    • ‘Students were amazed at the way food was served, and at the ready availability of alcohol on board, especially during Prohibition.’
    • ‘Laws harking back to Prohibition require vintners to sell their wines through state-licensed distributors.’
    • ‘Enforcing Prohibition was so onerous we had to repeal the very constitutional amendment the zealots encouraged us to pass.’
    • ‘Prohibition in the 1920s created a market for cheap versions of alcoholic products, such as bathtub gin.’
    • ‘Made up largely of family-owned vineyards at the onset of Prohibition, the industry got clobbered by the new legislation.’
    • ‘As the fight for Prohibition showed, the social gospel leaders cared about whether people drank or didn't drink.’
    • ‘Politicians who argued to overturn Prohibition in the United States used this argument.’
    • ‘Like the first Prohibition in the 1920s, an underground industry in alcohol had sprung up, and organized crime grew more powerful.’
    • ‘The best American piece is on how Scotch whisky still poured into the USA during Prohibition.’
    • ‘Exchange controls resemble U.S. Prohibition during the 1920s.’
    • ‘An English trade embargo on Irish whiskey and Prohibition here in the U.S. helped shutter most of Ireland's distilleries.’
    • ‘Later, the islands were used as a smuggling stopover for arms in the civil war and for bootleg alcohol during Prohibition.’
    • ‘The demand for illicit drugs is as strong as the nation's thirst for bootleg booze during Prohibition.’
    • ‘His sleepy hollow, in the dirt-poor Appalachian foothills, soon became more popular than a speakeasy during Prohibition.’
    • ‘How much weight did he give to the corruption and violent crime induced by Prohibition?’
    • ‘The legacies of Prohibition were an increased level of alcohol consumption and flourishing organised crime.’
    • ‘After Prohibition was repealed, brandy remained a relatively ordinary product although its commercial importance grew over the decades.’
    • ‘It is akin to the banning of alcohol in the U.S.A. during the time of Prohibition, and is totally unenforceable.’
    • ‘He is currently researching business support for Prohibition.’

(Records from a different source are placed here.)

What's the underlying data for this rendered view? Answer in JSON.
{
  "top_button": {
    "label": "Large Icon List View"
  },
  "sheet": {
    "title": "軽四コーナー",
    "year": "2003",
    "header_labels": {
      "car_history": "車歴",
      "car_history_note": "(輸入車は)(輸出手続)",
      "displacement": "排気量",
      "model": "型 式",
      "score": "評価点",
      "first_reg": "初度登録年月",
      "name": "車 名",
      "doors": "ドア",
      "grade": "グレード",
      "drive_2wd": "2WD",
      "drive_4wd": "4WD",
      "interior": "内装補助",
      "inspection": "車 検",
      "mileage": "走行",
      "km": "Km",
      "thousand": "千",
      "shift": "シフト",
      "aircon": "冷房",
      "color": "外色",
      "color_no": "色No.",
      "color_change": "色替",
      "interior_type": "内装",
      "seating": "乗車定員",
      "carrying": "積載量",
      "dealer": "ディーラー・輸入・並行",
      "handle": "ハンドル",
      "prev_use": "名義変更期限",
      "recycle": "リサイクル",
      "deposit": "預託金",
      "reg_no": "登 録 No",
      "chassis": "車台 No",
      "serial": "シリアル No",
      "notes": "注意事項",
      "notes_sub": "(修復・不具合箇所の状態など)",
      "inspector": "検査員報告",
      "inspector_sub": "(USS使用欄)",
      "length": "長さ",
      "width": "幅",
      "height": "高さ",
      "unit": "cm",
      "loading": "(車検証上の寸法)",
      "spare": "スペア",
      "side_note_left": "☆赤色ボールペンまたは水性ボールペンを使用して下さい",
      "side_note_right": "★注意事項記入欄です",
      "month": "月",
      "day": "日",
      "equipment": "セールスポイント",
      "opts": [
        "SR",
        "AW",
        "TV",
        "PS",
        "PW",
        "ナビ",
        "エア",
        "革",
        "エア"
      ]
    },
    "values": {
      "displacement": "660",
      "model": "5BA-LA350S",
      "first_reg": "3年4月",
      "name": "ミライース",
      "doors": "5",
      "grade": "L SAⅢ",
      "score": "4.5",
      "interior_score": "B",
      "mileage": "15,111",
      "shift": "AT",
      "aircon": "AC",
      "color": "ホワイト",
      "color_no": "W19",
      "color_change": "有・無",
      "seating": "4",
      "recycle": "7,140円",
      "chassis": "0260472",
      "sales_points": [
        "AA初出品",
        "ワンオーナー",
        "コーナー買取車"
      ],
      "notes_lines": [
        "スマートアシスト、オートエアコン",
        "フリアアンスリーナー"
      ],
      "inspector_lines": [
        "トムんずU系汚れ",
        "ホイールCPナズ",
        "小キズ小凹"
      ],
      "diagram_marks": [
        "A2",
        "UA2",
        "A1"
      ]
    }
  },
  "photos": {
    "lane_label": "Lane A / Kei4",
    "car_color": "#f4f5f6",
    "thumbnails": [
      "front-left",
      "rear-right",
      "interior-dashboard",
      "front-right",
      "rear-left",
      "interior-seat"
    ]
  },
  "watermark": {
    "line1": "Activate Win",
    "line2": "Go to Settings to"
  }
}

Origin

Late Middle English: from Old French, from Latin prohibitio(n-), from prohibere keep in check (see prohibit).

Pronunciation:

prohibition

/prəʊɪˈbɪʃ(ə)n//ˌprəʊhɪˈbɪʃ(ə)n/